In 1864, Sunday School was organized in Fairview, Sanpete County. I was called by our Bishop to teach, which place I filled. I taught the Theological class. In 1866, the Indians got mad and went on the war path and went to killing men and driving off stock. My oldest son, William Avery, was on picket guard with two others and on the 16th of April was wounded. Thomas Jones was killed the same time. Three weeks after that we had to vacate Fairview and go to Mt. Pleasant and stay until fall.
In 1867, there was a Relief Society organized in Fairview and I was chosen as a teacher, and in 1868, was chosen secretary of the Grain Committee. In 1878, I was chosen for President of the Primary, which place I filled until my boys were called to settle in Castle Valley. In 1879, I resigned from all offices and went with my children to Castle Valley. In 1881, there was a Sunday School organized in Huntington in Castle Valley and I was chosen as teacher in the Theological class. In 1882, I was blessed and set apart for President of the Relief Society. We lived in Huntington, Emery County, from 1879 until 1893, when we sold our place and came north.
I was President of the Relief Society for eleven years, then we left Huntington and I was honorably released from all offices and came north with my children. My son, Selar Cheney, had come north with his father-in-law, Sylvester Wilson, and they had crossed the Big Mountain [Teton Pass] and Snake River in 1889 or 1890 and settled in a place called Jackson's Hole in Wyoming. They homesteaded about seven miles south of Jackson. In 1892, David Cheney and Albert Smith [son and grandson] came to see the country. They liked Idaho best.
In 1893, my son-in-law, Anthony Humble, and his son-in-law, Albert Smith, sold their places and started for the north country the 15th of May. David and Thomas were not ready so I came north with my son-in-law. His wife was the only daughter I ever had and I wanted to come when she came. I rode all the way in my buggy. I did not get tired. We were all thinking of going over the mountains where Selar lived. When we got to the mountains, we had to camp three weeks waiting for the snow to melt before we could cross the mountains.

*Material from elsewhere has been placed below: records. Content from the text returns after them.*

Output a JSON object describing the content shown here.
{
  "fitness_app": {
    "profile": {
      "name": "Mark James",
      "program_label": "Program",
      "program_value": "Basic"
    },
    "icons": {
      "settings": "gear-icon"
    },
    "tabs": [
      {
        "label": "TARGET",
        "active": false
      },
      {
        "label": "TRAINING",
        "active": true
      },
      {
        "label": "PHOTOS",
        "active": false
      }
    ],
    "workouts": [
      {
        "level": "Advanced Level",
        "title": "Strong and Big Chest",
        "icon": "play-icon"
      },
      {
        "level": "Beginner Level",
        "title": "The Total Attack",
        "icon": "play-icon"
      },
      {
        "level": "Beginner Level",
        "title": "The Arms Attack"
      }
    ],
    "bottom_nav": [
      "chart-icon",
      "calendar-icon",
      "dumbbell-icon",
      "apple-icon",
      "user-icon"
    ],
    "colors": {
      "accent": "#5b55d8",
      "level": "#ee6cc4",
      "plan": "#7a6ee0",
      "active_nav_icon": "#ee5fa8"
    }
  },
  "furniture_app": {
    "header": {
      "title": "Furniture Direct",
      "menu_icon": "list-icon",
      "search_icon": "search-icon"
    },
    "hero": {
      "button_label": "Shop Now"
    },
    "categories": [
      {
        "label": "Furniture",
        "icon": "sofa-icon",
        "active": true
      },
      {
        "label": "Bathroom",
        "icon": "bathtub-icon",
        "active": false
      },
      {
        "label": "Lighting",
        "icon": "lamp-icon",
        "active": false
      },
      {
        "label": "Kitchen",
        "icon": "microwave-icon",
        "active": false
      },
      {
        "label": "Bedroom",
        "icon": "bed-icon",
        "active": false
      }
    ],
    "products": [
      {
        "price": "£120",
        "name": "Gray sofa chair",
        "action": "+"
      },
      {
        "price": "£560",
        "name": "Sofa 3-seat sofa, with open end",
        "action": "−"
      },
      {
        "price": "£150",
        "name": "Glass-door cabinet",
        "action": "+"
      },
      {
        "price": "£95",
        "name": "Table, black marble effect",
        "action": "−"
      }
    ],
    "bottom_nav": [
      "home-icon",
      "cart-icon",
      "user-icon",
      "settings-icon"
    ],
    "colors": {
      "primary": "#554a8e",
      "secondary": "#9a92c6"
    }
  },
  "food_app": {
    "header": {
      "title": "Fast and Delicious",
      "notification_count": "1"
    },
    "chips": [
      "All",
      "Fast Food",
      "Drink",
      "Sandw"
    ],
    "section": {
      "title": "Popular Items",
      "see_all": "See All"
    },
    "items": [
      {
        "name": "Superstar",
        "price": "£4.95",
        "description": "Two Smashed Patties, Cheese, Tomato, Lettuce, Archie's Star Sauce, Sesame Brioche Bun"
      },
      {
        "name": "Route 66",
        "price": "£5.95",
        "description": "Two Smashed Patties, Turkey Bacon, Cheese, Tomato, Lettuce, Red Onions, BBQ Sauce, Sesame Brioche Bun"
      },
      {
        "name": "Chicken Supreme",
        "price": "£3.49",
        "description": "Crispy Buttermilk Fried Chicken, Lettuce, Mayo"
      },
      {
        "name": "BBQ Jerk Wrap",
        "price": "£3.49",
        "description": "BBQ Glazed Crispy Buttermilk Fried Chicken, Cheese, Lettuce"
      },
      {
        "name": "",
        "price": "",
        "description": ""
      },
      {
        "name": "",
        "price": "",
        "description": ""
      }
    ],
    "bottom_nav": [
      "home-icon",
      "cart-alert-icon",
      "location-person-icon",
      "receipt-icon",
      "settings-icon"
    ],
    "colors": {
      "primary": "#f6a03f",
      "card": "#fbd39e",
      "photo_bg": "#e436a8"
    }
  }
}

I was 69 years old and I walked over the Big Mountain, for it was too steep, no one could ride over it. Selar met us the next day and took us across the River in a scift. The water was so high we could not cross the wagons for three weeks more. It was July 4 1893, when we got to Jackson. [They all lived with Grandfather for a while.] Humbles moved into their new house two days before Scott Humble was bom, December, 1893. In the meantime, other members of the family settled in Idaho.
David and Thomas Cheney built a one room cabin for their mother at Victor, Idaho, near the home of Thomas Cheney. The Humble family lived in Victor, Idaho.
The Life History of Talitha Cumi Garlick Cheney added to this memorial page by her 3rd great grandson David E Metcalf.
David Gaston Garlick (1779 - 1843)
Elizabeth Buck Garlick (1795 - 1887)
Elam Cheney (1825 - 1912)
William Howard Avery (1824 - 1847)*
David Cheney (1857 - 1926)*
Selar Cheney (1859 - 1922)*
Hannah Garlick Shepherd (1818 - 1892)*
Susannah Garlick Wakefield (1820 - 1890)*
Mary Jane Garlick Hatch (1822 - 1900)*
Talitha Cumi Garlick Avery (1824 - 1902)
Joseph Gaston Garlick (1827 - 1915)*
Sarah Elizabeth Garlick Kerswell (1830 - 1904)*
Eliza Grace Garlick (1835 - 1841)*
Maintained by: David Metcalf
Originally Created by: mj
Record added: Apr 04, 2001
Find A Grave Memorial# 5339699